Lots to think about in terms of the why of what is known at my institution as “knowledge mobilization”, but also about the status of academic research.  NGO’s, producing their own work, aren’t always interested in allowing researchers (an unknown, unfettered quantity) in, and state organizations, for different reasons, aren’t either.

Here is the abstract::

ABSTRACT:  This article exposes methodological barriers we encountered in a small research project on women trafficked for the purpose of sexual exploitation and our attempts, drawing on feminist and emergent methods, to resolve them. It critically assesses the role of institutional gatekeepers and the practical challenges faced in obtaining data directly from trafficking victims. Such difficulties, it suggests, spring at least in part from lingering disagreements within the feminist academic, legal, and advocacy communities regarding the nature, extent and definition of trafficking. They also reveal concerns from policy makers and practitioners over the relevance and utility of academic research. While feminist researchers have focused on building trust with vulnerable research participants, there has been far less discussion about how to persuade institutional elites to cooperate. Our experiences in this project, we suggest, reveal limitations in the emphasis on reflexivity in feminist methods, and point to the need for more strategic engagement with policy-makers about the utility of academic research in general.

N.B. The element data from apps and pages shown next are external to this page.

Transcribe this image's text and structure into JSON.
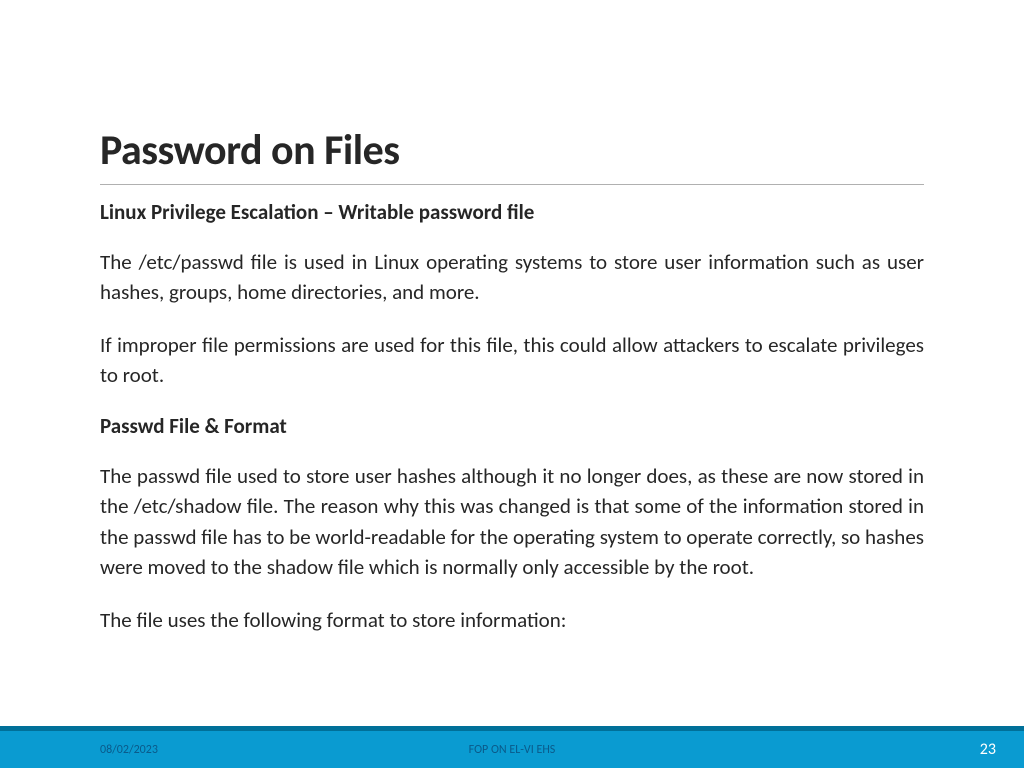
{
  "title": "Password on Files",
  "subheading1": "Linux Privilege Escalation – Writable password file",
  "para1": "The /etc/passwd file is used in Linux operating systems to store user information such as user hashes, groups, home directories, and more.",
  "para2": "If improper file permissions are used for this file, this could allow attackers to escalate privileges to root.",
  "subheading2": "Passwd File & Format",
  "para3": "The passwd file used to store user hashes although it no longer does, as these are now stored in the /etc/shadow file. The reason why this was changed is that some of the information stored in the passwd file has to be world-readable for the operating system to operate correctly, so hashes were moved to the shadow file which is normally only accessible by the root.",
  "para4": "The file uses the following format to store information:",
  "footer": {
    "date": "08/02/2023",
    "center": "FOP ON EL-VI EHS",
    "page": "23"
  }
}
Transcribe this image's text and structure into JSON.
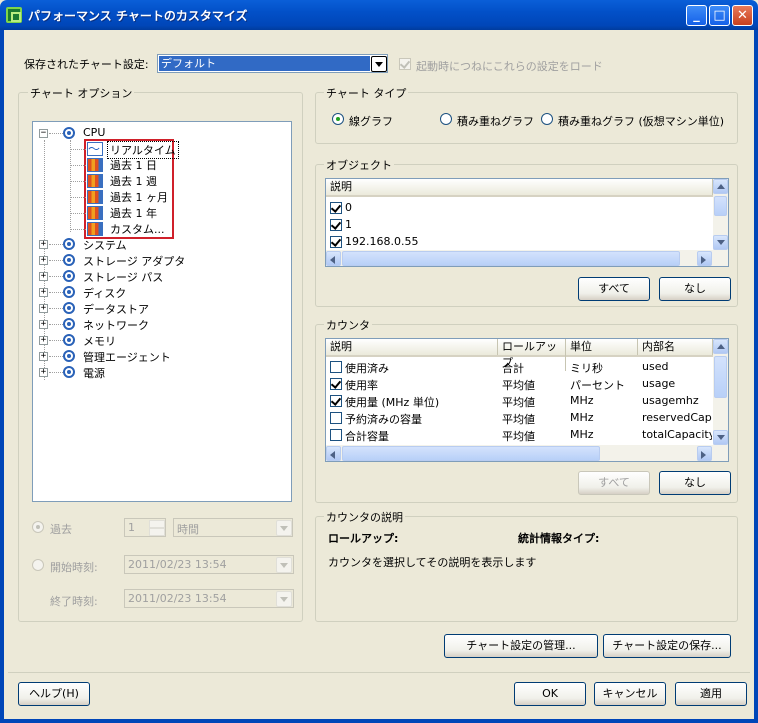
{
  "window": {
    "title": "パフォーマンス チャートのカスタマイズ",
    "minimize": "_",
    "maximize": "□",
    "close": "✕"
  },
  "saved_settings": {
    "label": "保存されたチャート設定:",
    "value": "デフォルト",
    "load_on_startup_label": "起動時につねにこれらの設定をロード",
    "load_on_startup_checked": true
  },
  "chart_options": {
    "legend": "チャート オプション",
    "tree": [
      {
        "label": "CPU",
        "expanded": true,
        "children": [
          "リアルタイム",
          "過去 1 日",
          "過去 1 週",
          "過去 1 ヶ月",
          "過去 1 年",
          "カスタム..."
        ]
      },
      {
        "label": "システム"
      },
      {
        "label": "ストレージ アダプタ"
      },
      {
        "label": "ストレージ パス"
      },
      {
        "label": "ディスク"
      },
      {
        "label": "データストア"
      },
      {
        "label": "ネットワーク"
      },
      {
        "label": "メモリ"
      },
      {
        "label": "管理エージェント"
      },
      {
        "label": "電源"
      }
    ],
    "last_label": "過去",
    "last_value": "1",
    "last_unit": "時間",
    "start_label": "開始時刻:",
    "start_value": "2011/02/23 13:54",
    "end_label": "終了時刻:",
    "end_value": "2011/02/23 13:54"
  },
  "chart_type": {
    "legend": "チャート タイプ",
    "options": [
      "線グラフ",
      "積み重ねグラフ",
      "積み重ねグラフ (仮想マシン単位)"
    ],
    "selected": 0
  },
  "objects": {
    "legend": "オブジェクト",
    "column": "説明",
    "rows": [
      {
        "label": "0",
        "checked": true
      },
      {
        "label": "1",
        "checked": true
      },
      {
        "label": "192.168.0.55",
        "checked": true
      }
    ],
    "all_button": "すべて",
    "none_button": "なし"
  },
  "counters": {
    "legend": "カウンタ",
    "columns": [
      "説明",
      "ロールアップ",
      "単位",
      "内部名"
    ],
    "rows": [
      {
        "desc": "使用済み",
        "rollup": "合計",
        "unit": "ミリ秒",
        "internal": "used",
        "checked": false
      },
      {
        "desc": "使用率",
        "rollup": "平均値",
        "unit": "パーセント",
        "internal": "usage",
        "checked": true
      },
      {
        "desc": "使用量 (MHz 単位)",
        "rollup": "平均値",
        "unit": "MHz",
        "internal": "usagemhz",
        "checked": true
      },
      {
        "desc": "予約済みの容量",
        "rollup": "平均値",
        "unit": "MHz",
        "internal": "reservedCapa",
        "checked": false
      },
      {
        "desc": "合計容量",
        "rollup": "平均値",
        "unit": "MHz",
        "internal": "totalCapacity",
        "checked": false
      }
    ],
    "all_button": "すべて",
    "none_button": "なし"
  },
  "counter_desc": {
    "legend": "カウンタの説明",
    "rollup_label": "ロールアップ:",
    "stat_type_label": "統計情報タイプ:",
    "hint": "カウンタを選択してその説明を表示します"
  },
  "buttons": {
    "manage": "チャート設定の管理...",
    "save": "チャート設定の保存...",
    "help": "ヘルプ(H)",
    "ok": "OK",
    "cancel": "キャンセル",
    "apply": "適用"
  }
}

Finally, it is always great to read an article which delves deeply into a “research failure” and derives important questions and ideas from a seeming defeat.  Grad students, take note!

via Researching Trafficked Women: On Institutional Resistance and the Limits to Feminist Reflexivity by Michelle Dempsey, Mary Bosworth, Carolyn Hoyle :: SSRN.

Dempsey, Michelle Madden , Bosworth, Mary and Hoyle, Carolyn, Researching Trafficked Women: On Institutional Resistance and the Limits to Feminist Reflexivity (November 1, 2011). Qualitative Inquiry, Vol. 17, p. 769, 2011; Villanova Law/Public Policy Research Paper No. 2011-21. Available at SSRN: http://ssrn.com/abstract=1961745 (yorku subscription link here)

CFP Methodologies: InterUni Grad Legal Studies Conference at Cornell (deadline Jan 6)

Cornell Graduate Legal Studies has this CFP “Changing Faces in Legal Thinking: Revisiting Legal Methodologies” up, looks so interesting. Deadline on CFP is Jan 6.

One of the most fun discussions in any viva/dissertation defence is always the one about methodological choices.  I learnt that trick from my mentor Toni Williams, now at Kent.  It produces a very rich discussion with form and substance intertwining – every time.  Also, Cornell = Ithaca = Moosewood Restaurant (which is on the list of things which keep coming up this week, strangely).

Legal scholarship has benefited from this methodological richness. This conference aims to further a more refined and sophisticated understanding of the use of interdisciplinary methodological tools. We can now critically reflect on the limitations, shortcomings, and challenges of employing interdisciplinary methodologies in the analysis of law. To that end, this conference hopes to stimulate a discussion that will reevaluate and refine our methodological techniques, addressing questions such as are there certain research methods that are privileged, and if so why? What sources do we rely on for our data? Are there sources and voices that are being excluded? How do our methods impact on and shape our research agendas?
We seek papers that combine substantive legal scholarship with a clear use of methodological tools. To be clear, we are not exclusively seeking papers that directly or explicitly analyze methodology, but we expect authors to be able to explain the methodological approach used in their papers, critically reflect on the choices made, and elaborate on how such methodological commitments have influenced some of the substantive points made.